Records shown
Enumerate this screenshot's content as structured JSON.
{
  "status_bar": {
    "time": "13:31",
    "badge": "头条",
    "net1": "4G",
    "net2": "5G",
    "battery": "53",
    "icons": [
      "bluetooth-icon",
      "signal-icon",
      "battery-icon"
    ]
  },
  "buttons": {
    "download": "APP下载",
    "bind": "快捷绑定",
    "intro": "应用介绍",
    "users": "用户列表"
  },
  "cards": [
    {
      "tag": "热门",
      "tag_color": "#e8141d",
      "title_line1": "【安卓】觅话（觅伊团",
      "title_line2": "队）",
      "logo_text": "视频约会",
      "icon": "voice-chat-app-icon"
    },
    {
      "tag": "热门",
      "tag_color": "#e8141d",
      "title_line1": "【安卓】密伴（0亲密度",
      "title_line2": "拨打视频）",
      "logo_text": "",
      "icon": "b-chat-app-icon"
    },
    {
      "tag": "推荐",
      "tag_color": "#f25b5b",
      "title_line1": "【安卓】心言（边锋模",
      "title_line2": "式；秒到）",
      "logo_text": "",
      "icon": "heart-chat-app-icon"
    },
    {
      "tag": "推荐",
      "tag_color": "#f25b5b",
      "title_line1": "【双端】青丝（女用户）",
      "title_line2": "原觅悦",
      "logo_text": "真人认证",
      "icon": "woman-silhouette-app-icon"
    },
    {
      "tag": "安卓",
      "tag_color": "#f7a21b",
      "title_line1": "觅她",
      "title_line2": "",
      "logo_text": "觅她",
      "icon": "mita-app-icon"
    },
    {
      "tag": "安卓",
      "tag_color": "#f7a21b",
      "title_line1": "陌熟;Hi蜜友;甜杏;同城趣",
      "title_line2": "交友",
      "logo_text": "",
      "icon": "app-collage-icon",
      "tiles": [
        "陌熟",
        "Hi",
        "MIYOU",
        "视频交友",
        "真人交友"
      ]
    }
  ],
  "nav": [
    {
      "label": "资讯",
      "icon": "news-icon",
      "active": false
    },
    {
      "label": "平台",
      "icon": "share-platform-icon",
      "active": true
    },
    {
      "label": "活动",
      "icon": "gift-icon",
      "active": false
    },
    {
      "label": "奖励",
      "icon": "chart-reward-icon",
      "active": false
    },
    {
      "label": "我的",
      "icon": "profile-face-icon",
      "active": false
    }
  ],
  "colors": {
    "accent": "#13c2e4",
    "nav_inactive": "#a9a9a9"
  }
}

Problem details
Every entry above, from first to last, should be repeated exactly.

Solution to the problem
Enumerate this screenshot's content as structured JSON.
{
  "status_bar": {
    "time": "13:31",
    "badge": "头条",
    "net1": "4G",
    "net2": "5G",
    "battery": "53",
    "icons": [
      "bluetooth-icon",
      "signal-icon",
      "battery-icon"
    ]
  },
  "buttons": {
    "download": "APP下载",
    "bind": "快捷绑定",
    "intro": "应用介绍",
    "users": "用户列表"
  },
  "cards": [
    {
      "tag": "热门",
      "tag_color": "#e8141d",
      "title_line1": "【安卓】觅话（觅伊团",
      "title_line2": "队）",
      "logo_text": "视频约会",
      "icon": "voice-chat-app-icon"
    },
    {
      "tag": "热门",
      "tag_color": "#e8141d",
      "title_line1": "【安卓】密伴（0亲密度",
      "title_line2": "拨打视频）",
      "logo_text": "",
      "icon": "b-chat-app-icon"
    },
    {
      "tag": "推荐",
      "tag_color": "#f25b5b",
      "title_line1": "【安卓】心言（边锋模",
      "title_line2": "式；秒到）",
      "logo_text": "",
      "icon": "heart-chat-app-icon"
    },
    {
      "tag": "推荐",
      "tag_color": "#f25b5b",
      "title_line1": "【双端】青丝（女用户）",
      "title_line2": "原觅悦",
      "logo_text": "真人认证",
      "icon": "woman-silhouette-app-icon"
    },
    {
      "tag": "安卓",
      "tag_color": "#f7a21b",
      "title_line1": "觅她",
      "title_line2": "",
      "logo_text": "觅她",
      "icon": "mita-app-icon"
    },
    {
      "tag": "安卓",
      "tag_color": "#f7a21b",
      "title_line1": "陌熟;Hi蜜友;甜杏;同城趣",
      "title_line2": "交友",
      "logo_text": "",
      "icon": "app-collage-icon",
      "tiles": [
        "陌熟",
        "Hi",
        "MIYOU",
        "视频交友",
        "真人交友"
      ]
    }
  ],
  "nav": [
    {
      "label": "资讯",
      "icon": "news-icon",
      "active": false
    },
    {
      "label": "平台",
      "icon": "share-platform-icon",
      "active": true
    },
    {
      "label": "活动",
      "icon": "gift-icon",
      "active": false
    },
    {
      "label": "奖励",
      "icon": "chart-reward-icon",
      "active": false
    },
    {
      "label": "我的",
      "icon": "profile-face-icon",
      "active": false
    }
  ],
  "colors": {
    "accent": "#13c2e4",
    "nav_inactive": "#a9a9a9"
  }
}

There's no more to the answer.